In a major public move that has been long-awaited by proponents of evidence-based stem cell science, FDA Commissioner Scott Gottlieb issued a lengthy statement on August 28, 2017 “on the FDA’s new policy steps and enforcement efforts to ensure proper oversight of stem cell therapies and regenerative medicine.” The short version is that the Agency will:
- Step up enforcement against stem cell “actors who claim that their unproven and unsafe products will address a serious disease, but instead put patients at significant risk.” To that end, Dr. Gottlieb also announced the creation of an internal working group to identify and pursue such actors and clinics through “whatever legally enforceable means are necessary to protect the public health.”
- Develop and advance “a comprehensive policy framework that will more clearly describe the rules of the road for this new field,” based on FDA’s existing authority. The science-based policy would be aimed at accelerating the proper development of stem cell and other regenerative medicine products, and it is expected to be released Fall 2017. Dr. Gottlieb also noted that the Agency would be issuing a “compliance policy that, with the exception of outliers potentially harming public health in a significant way right now, will give current product developers a very reasonable period of time to interact with the FDA in order to determine if they need to submit an application for marketing authorization…. And we will also be developing a novel approach to FDA approval that we believe will allow very small product developers to gain all the benefits of FDA approval through a process that is minimally burdensome and less costly.” The latter part of this statement clearly takes into account that individual clinicians working in academic hospitals and other venues to innovate in their respective specialties make up a large portion of regenerative medicine product developers, and putting in place an overly burdensome or expensive process would not be in the public’s best interest.

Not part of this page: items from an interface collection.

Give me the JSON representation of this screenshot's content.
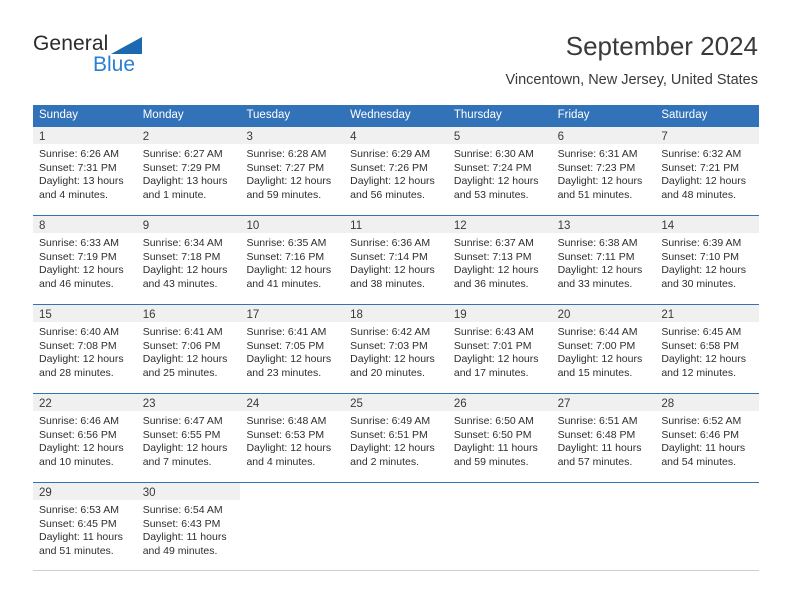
{
  "brand": {
    "name_part1": "General",
    "name_part2": "Blue",
    "triangle_color": "#1b69b0",
    "blue_color": "#2a7fd4"
  },
  "header": {
    "title": "September 2024",
    "subtitle": "Vincentown, New Jersey, United States"
  },
  "theme": {
    "header_bg": "#3172b9",
    "day_band_bg": "#f0f0f0",
    "text_color": "#2e2e2e"
  },
  "weekdays": [
    "Sunday",
    "Monday",
    "Tuesday",
    "Wednesday",
    "Thursday",
    "Friday",
    "Saturday"
  ],
  "weeks": [
    {
      "days": [
        {
          "number": "1",
          "sunrise": "Sunrise: 6:26 AM",
          "sunset": "Sunset: 7:31 PM",
          "daylight_line1": "Daylight: 13 hours",
          "daylight_line2": "and 4 minutes."
        },
        {
          "number": "2",
          "sunrise": "Sunrise: 6:27 AM",
          "sunset": "Sunset: 7:29 PM",
          "daylight_line1": "Daylight: 13 hours",
          "daylight_line2": "and 1 minute."
        },
        {
          "number": "3",
          "sunrise": "Sunrise: 6:28 AM",
          "sunset": "Sunset: 7:27 PM",
          "daylight_line1": "Daylight: 12 hours",
          "daylight_line2": "and 59 minutes."
        },
        {
          "number": "4",
          "sunrise": "Sunrise: 6:29 AM",
          "sunset": "Sunset: 7:26 PM",
          "daylight_line1": "Daylight: 12 hours",
          "daylight_line2": "and 56 minutes."
        },
        {
          "number": "5",
          "sunrise": "Sunrise: 6:30 AM",
          "sunset": "Sunset: 7:24 PM",
          "daylight_line1": "Daylight: 12 hours",
          "daylight_line2": "and 53 minutes."
        },
        {
          "number": "6",
          "sunrise": "Sunrise: 6:31 AM",
          "sunset": "Sunset: 7:23 PM",
          "daylight_line1": "Daylight: 12 hours",
          "daylight_line2": "and 51 minutes."
        },
        {
          "number": "7",
          "sunrise": "Sunrise: 6:32 AM",
          "sunset": "Sunset: 7:21 PM",
          "daylight_line1": "Daylight: 12 hours",
          "daylight_line2": "and 48 minutes."
        }
      ]
    },
    {
      "days": [
        {
          "number": "8",
          "sunrise": "Sunrise: 6:33 AM",
          "sunset": "Sunset: 7:19 PM",
          "daylight_line1": "Daylight: 12 hours",
          "daylight_line2": "and 46 minutes."
        },
        {
          "number": "9",
          "sunrise": "Sunrise: 6:34 AM",
          "sunset": "Sunset: 7:18 PM",
          "daylight_line1": "Daylight: 12 hours",
          "daylight_line2": "and 43 minutes."
        },
        {
          "number": "10",
          "sunrise": "Sunrise: 6:35 AM",
          "sunset": "Sunset: 7:16 PM",
          "daylight_line1": "Daylight: 12 hours",
          "daylight_line2": "and 41 minutes."
        },
        {
          "number": "11",
          "sunrise": "Sunrise: 6:36 AM",
          "sunset": "Sunset: 7:14 PM",
          "daylight_line1": "Daylight: 12 hours",
          "daylight_line2": "and 38 minutes."
        },
        {
          "number": "12",
          "sunrise": "Sunrise: 6:37 AM",
          "sunset": "Sunset: 7:13 PM",
          "daylight_line1": "Daylight: 12 hours",
          "daylight_line2": "and 36 minutes."
        },
        {
          "number": "13",
          "sunrise": "Sunrise: 6:38 AM",
          "sunset": "Sunset: 7:11 PM",
          "daylight_line1": "Daylight: 12 hours",
          "daylight_line2": "and 33 minutes."
        },
        {
          "number": "14",
          "sunrise": "Sunrise: 6:39 AM",
          "sunset": "Sunset: 7:10 PM",
          "daylight_line1": "Daylight: 12 hours",
          "daylight_line2": "and 30 minutes."
        }
      ]
    },
    {
      "days": [
        {
          "number": "15",
          "sunrise": "Sunrise: 6:40 AM",
          "sunset": "Sunset: 7:08 PM",
          "daylight_line1": "Daylight: 12 hours",
          "daylight_line2": "and 28 minutes."
        },
        {
          "number": "16",
          "sunrise": "Sunrise: 6:41 AM",
          "sunset": "Sunset: 7:06 PM",
          "daylight_line1": "Daylight: 12 hours",
          "daylight_line2": "and 25 minutes."
        },
        {
          "number": "17",
          "sunrise": "Sunrise: 6:41 AM",
          "sunset": "Sunset: 7:05 PM",
          "daylight_line1": "Daylight: 12 hours",
          "daylight_line2": "and 23 minutes."
        },
        {
          "number": "18",
          "sunrise": "Sunrise: 6:42 AM",
          "sunset": "Sunset: 7:03 PM",
          "daylight_line1": "Daylight: 12 hours",
          "daylight_line2": "and 20 minutes."
        },
        {
          "number": "19",
          "sunrise": "Sunrise: 6:43 AM",
          "sunset": "Sunset: 7:01 PM",
          "daylight_line1": "Daylight: 12 hours",
          "daylight_line2": "and 17 minutes."
        },
        {
          "number": "20",
          "sunrise": "Sunrise: 6:44 AM",
          "sunset": "Sunset: 7:00 PM",
          "daylight_line1": "Daylight: 12 hours",
          "daylight_line2": "and 15 minutes."
        },
        {
          "number": "21",
          "sunrise": "Sunrise: 6:45 AM",
          "sunset": "Sunset: 6:58 PM",
          "daylight_line1": "Daylight: 12 hours",
          "daylight_line2": "and 12 minutes."
        }
      ]
    },
    {
      "days": [
        {
          "number": "22",
          "sunrise": "Sunrise: 6:46 AM",
          "sunset": "Sunset: 6:56 PM",
          "daylight_line1": "Daylight: 12 hours",
          "daylight_line2": "and 10 minutes."
        },
        {
          "number": "23",
          "sunrise": "Sunrise: 6:47 AM",
          "sunset": "Sunset: 6:55 PM",
          "daylight_line1": "Daylight: 12 hours",
          "daylight_line2": "and 7 minutes."
        },
        {
          "number": "24",
          "sunrise": "Sunrise: 6:48 AM",
          "sunset": "Sunset: 6:53 PM",
          "daylight_line1": "Daylight: 12 hours",
          "daylight_line2": "and 4 minutes."
        },
        {
          "number": "25",
          "sunrise": "Sunrise: 6:49 AM",
          "sunset": "Sunset: 6:51 PM",
          "daylight_line1": "Daylight: 12 hours",
          "daylight_line2": "and 2 minutes."
        },
        {
          "number": "26",
          "sunrise": "Sunrise: 6:50 AM",
          "sunset": "Sunset: 6:50 PM",
          "daylight_line1": "Daylight: 11 hours",
          "daylight_line2": "and 59 minutes."
        },
        {
          "number": "27",
          "sunrise": "Sunrise: 6:51 AM",
          "sunset": "Sunset: 6:48 PM",
          "daylight_line1": "Daylight: 11 hours",
          "daylight_line2": "and 57 minutes."
        },
        {
          "number": "28",
          "sunrise": "Sunrise: 6:52 AM",
          "sunset": "Sunset: 6:46 PM",
          "daylight_line1": "Daylight: 11 hours",
          "daylight_line2": "and 54 minutes."
        }
      ]
    },
    {
      "days": [
        {
          "number": "29",
          "sunrise": "Sunrise: 6:53 AM",
          "sunset": "Sunset: 6:45 PM",
          "daylight_line1": "Daylight: 11 hours",
          "daylight_line2": "and 51 minutes."
        },
        {
          "number": "30",
          "sunrise": "Sunrise: 6:54 AM",
          "sunset": "Sunset: 6:43 PM",
          "daylight_line1": "Daylight: 11 hours",
          "daylight_line2": "and 49 minutes."
        },
        {
          "number": "",
          "sunrise": "",
          "sunset": "",
          "daylight_line1": "",
          "daylight_line2": ""
        },
        {
          "number": "",
          "sunrise": "",
          "sunset": "",
          "daylight_line1": "",
          "daylight_line2": ""
        },
        {
          "number": "",
          "sunrise": "",
          "sunset": "",
          "daylight_line1": "",
          "daylight_line2": ""
        },
        {
          "number": "",
          "sunrise": "",
          "sunset": "",
          "daylight_line1": "",
          "daylight_line2": ""
        },
        {
          "number": "",
          "sunrise": "",
          "sunset": "",
          "daylight_line1": "",
          "daylight_line2": ""
        }
      ]
    }
  ]
}
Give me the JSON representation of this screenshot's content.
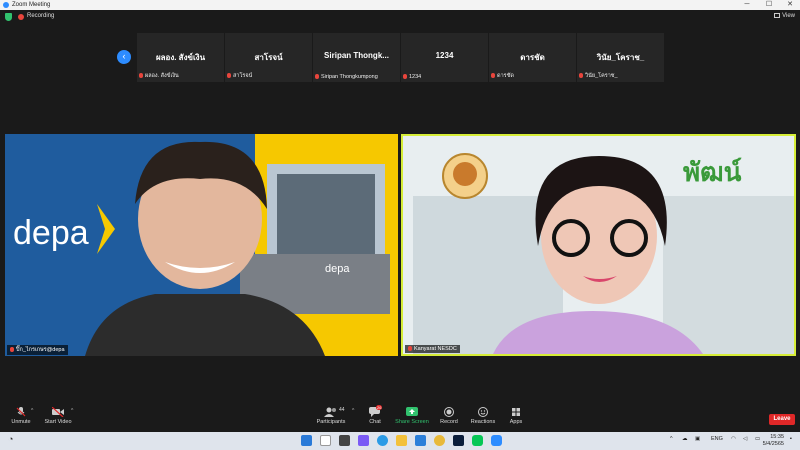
{
  "window": {
    "title": "Zoom Meeting"
  },
  "top_bar": {
    "recording_label": "Recording",
    "view_label": "View"
  },
  "gallery": [
    {
      "display_name": "ผลอง. สังข์เงิน",
      "label": "ผลอง. สังข์เงิน",
      "muted": true
    },
    {
      "display_name": "สาโรจน์",
      "label": "สาโรจน์",
      "muted": true
    },
    {
      "display_name": "Siripan Thongk...",
      "label": "Siripan Thongkumpong",
      "muted": true
    },
    {
      "display_name": "1234",
      "label": "1234",
      "muted": true
    },
    {
      "display_name": "ดารชัด",
      "label": "ดารชัด",
      "muted": true
    },
    {
      "display_name": "วินัย_โคราช_",
      "label": "วินัย_โคราช_",
      "muted": true
    }
  ],
  "videos": {
    "left": {
      "label": "ปิ๊ก_ไกรเกษร@depa",
      "muted": true
    },
    "right": {
      "label": "Kanyarat NESDC",
      "muted": true
    }
  },
  "toolbar": {
    "unmute": "Unmute",
    "start_video": "Start Video",
    "participants": "Participants",
    "participants_count": "44",
    "chat": "Chat",
    "chat_badge": "26",
    "share_screen": "Share Screen",
    "record": "Record",
    "reactions": "Reactions",
    "apps": "Apps",
    "leave": "Leave"
  },
  "taskbar": {
    "language": "ENG",
    "time": "15:35",
    "date": "5/4/2565"
  },
  "colors": {
    "zoom_blue": "#2d8cff",
    "active_speaker": "#d6ed37",
    "leave_red": "#e02828",
    "share_green": "#31c26e"
  }
}
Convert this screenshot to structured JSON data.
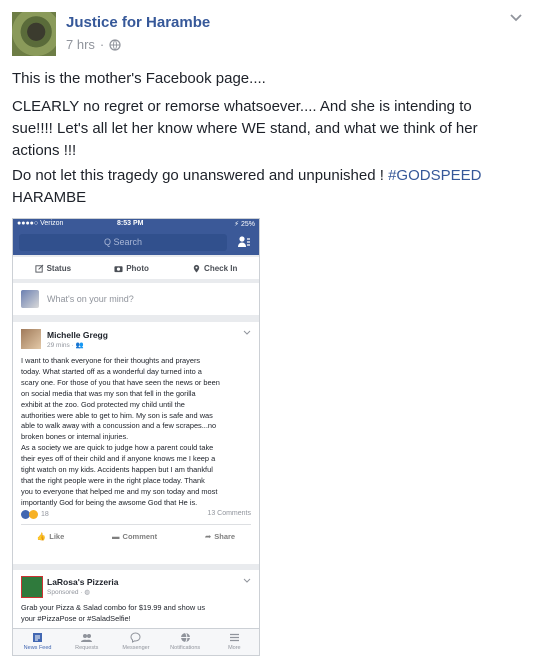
{
  "post": {
    "page_name": "Justice for Harambe",
    "time": "7 hrs",
    "privacy_icon": "globe-icon",
    "menu_icon": "chevron-down-icon",
    "paragraph1": "This is the mother's Facebook page....",
    "paragraph2": "CLEARLY no regret or remorse whatsoever.... And she is intending to sue!!!! Let's all let her know where WE stand, and what we think of her actions !!!",
    "paragraph3_text": "Do not let this tragedy go unanswered and unpunished ! ",
    "paragraph3_hashtag": "#GODSPEED",
    "paragraph3_tail": "HARAMBE",
    "colors": {
      "link": "#365899",
      "fb_blue": "#3b5998",
      "meta": "#90949c"
    }
  },
  "screenshot": {
    "status_left": "●●●●○ Verizon",
    "status_time": "8:53 PM",
    "status_right": "⚡ 25%",
    "search_placeholder": "Q Search",
    "actions": {
      "status": "Status",
      "photo": "Photo",
      "checkin": "Check In"
    },
    "composer_placeholder": "What's on your mind?",
    "post": {
      "author": "Michelle Gregg",
      "time": "29 mins · ",
      "body_lines": [
        "I want to thank everyone for their thoughts and prayers",
        "today. What started off as a wonderful day turned into a",
        "scary one. For those of you that have seen the news or been",
        "on social media that was my son that fell in the gorilla",
        "exhibit at the zoo. God protected my child until the",
        "authorities were able to get to him. My son is safe and was",
        "able to walk away with a concussion and a few scrapes...no",
        "broken bones or internal injuries.",
        "As a society we are quick to judge how a parent could take",
        "their eyes off of their child and if anyone knows me I keep a",
        "tight watch on my kids. Accidents happen but I am thankful",
        "that the right people were in the right place today. Thank",
        "you to everyone that helped me and my son today and most",
        "importantly God for being the awsome God that He is."
      ],
      "reactions_count": "18",
      "comments": "13 Comments",
      "like": "Like",
      "comment": "Comment",
      "share": "Share"
    },
    "ad": {
      "name": "LaRosa's Pizzeria",
      "sponsored": "Sponsored · ",
      "line1": "Grab your Pizza & Salad combo for $19.99 and show us",
      "line2": "your #PizzaPose or #SaladSelfie!"
    },
    "tabs": [
      "News Feed",
      "Requests",
      "Messenger",
      "Notifications",
      "More"
    ]
  }
}
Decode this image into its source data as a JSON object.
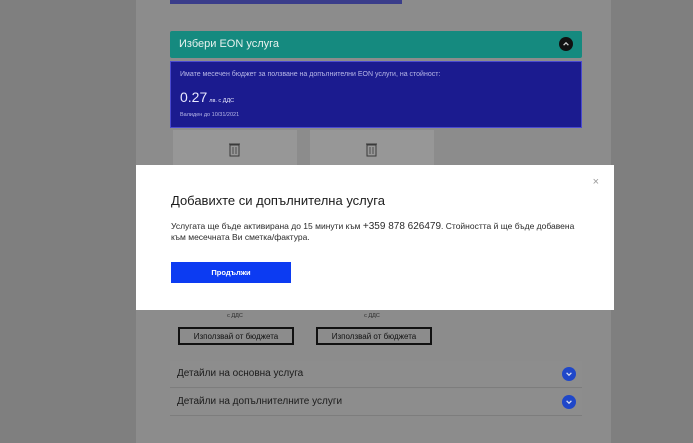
{
  "section": {
    "title": "Избери EON услуга",
    "toggle_icon": "chevron-up-icon"
  },
  "budget": {
    "description": "Имате месечен бюджет за ползване на допълнителни EON услуги, на стойност:",
    "amount": "0.27",
    "amount_suffix": "лв. с ДДС",
    "valid_until": "Валиден до 10/31/2021"
  },
  "cards": [
    {
      "icon": "trash-icon",
      "vat_label": "с ДДС",
      "button_label": "Използвай от бюджета"
    },
    {
      "icon": "trash-icon",
      "vat_label": "с ДДС",
      "button_label": "Използвай от бюджета"
    }
  ],
  "accordions": [
    {
      "label": "Детайли на основна услуга",
      "icon": "chevron-down-icon"
    },
    {
      "label": "Детайли на допълнителните услуги",
      "icon": "chevron-down-icon"
    }
  ],
  "modal": {
    "close_glyph": "×",
    "heading": "Добавихте си допълнителна услуга",
    "body_before": "Услугата ще бъде активирана до 15 минути към ",
    "phone": "+359 878 626479",
    "body_after": ". Стойността й ще бъде добавена към месечната Ви сметка/фактура.",
    "continue_label": "Продължи"
  },
  "colors": {
    "overlay": "#7f7f7f",
    "section_header": "#158a7f",
    "budget_box": "#1b1b8f",
    "accent_blue": "#0c3bf2",
    "accordion_icon": "#1f47c9"
  }
}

The widely differing viewpoints about the appropriateness of FDA oversight of human cell and tissue-based products (HCT/Ps) and their potential risks and benefits were aired during a two-day public hearing in September 2016, as we reported on at the time. From the second prong of Dr. Gottlieb’s announcement, we would expect that the four draft HCT/P guidance documents debated during the public hearing may be revised or finalized, and they may also be supplemented with additional guidance to further clarify jurisdictional lines or procedural flexibility for very small product developers.
In conjunction with the Commissioner’s statement, FDA also took specific enforcement action against two high-profile stem cell entities operating in California and Florida:
- Supplies of smallpox vaccine, intended to be mixed with fat-derived stem cells and administered to patients as a treatment for cancer, were seized from San Diego-based company StemImmune Inc. Related to the Government’s investigation into the unapproved stem cell treatment will be how the company obtained access to the smallpox vaccine in the first place, as it is not commercially available. FDA’s announcement about the StemImmune action is available here.
- A Warning Letter was issued to US Stem Cell Clinic in Florida related to its manufacture of an unapproved drug using fat-derived stem cells and deviations from good manufacturing practices for cell-based products. The Agency announcement about the US Stem Cell Clinic action, along with a link to the complete Warning letter, is available here.
US Stem Cell Clinic quickly submitted a response to FDA, which it has also posted on its website, and which challenges the legal basis for Agency action against “a patient’s own body tissue.” We will continue to monitor this case to see whether it progresses into a Federal judicial review of FDA’s approach to regulating HCT/Ps.
Finally, as we previously reported, the December 2016 bipartisan 21st Century Cures Act (“Cures Act”) included a new accelerated approval pathway for regenerative medicine products. FDA has begun implementing the Cures Act provisions under its Regenerative Medicine Advanced Therapy (RMAT) Designation program. Commissioner Gottlieb’s recent statement also emphasized the relationship between realizing the promise of the Cures Act’s RMAT Designation Program and the need to effectively police the growing marketplace of unproven “stem cell treatments.” His strongly worded August 28th statement ended with the following:
We must put in place the framework to separate the promising treatments from those products that pose significant risks or offer patients little to no chance of benefit. We will also continue to take steps to keep those who would exploit this promising area from harming patients and abusing the public’s trust. We can’t let a small number of unscrupulous actors poison the well for the good science that holds the promise of changing the contours of human illness and altering the trajectory of medicine and science.
We are hopeful that the Agency will follow these words with consistent enforcement actions (especially given how many hundreds of self-named “stem cell clinics” currently operate in the U.S.), in order to enhance regulatory certainty and encourage investment in legitimate business enterprises. The House Energy and Commerce Committee has already confirmed that it will soon be examining the potential effect of unproven stem cell therapies on the broader regenerative medicine field, as part of its oversight of Cures Act implementation more generally. Of course, we will keep our readers posted on important developments regarding these issues.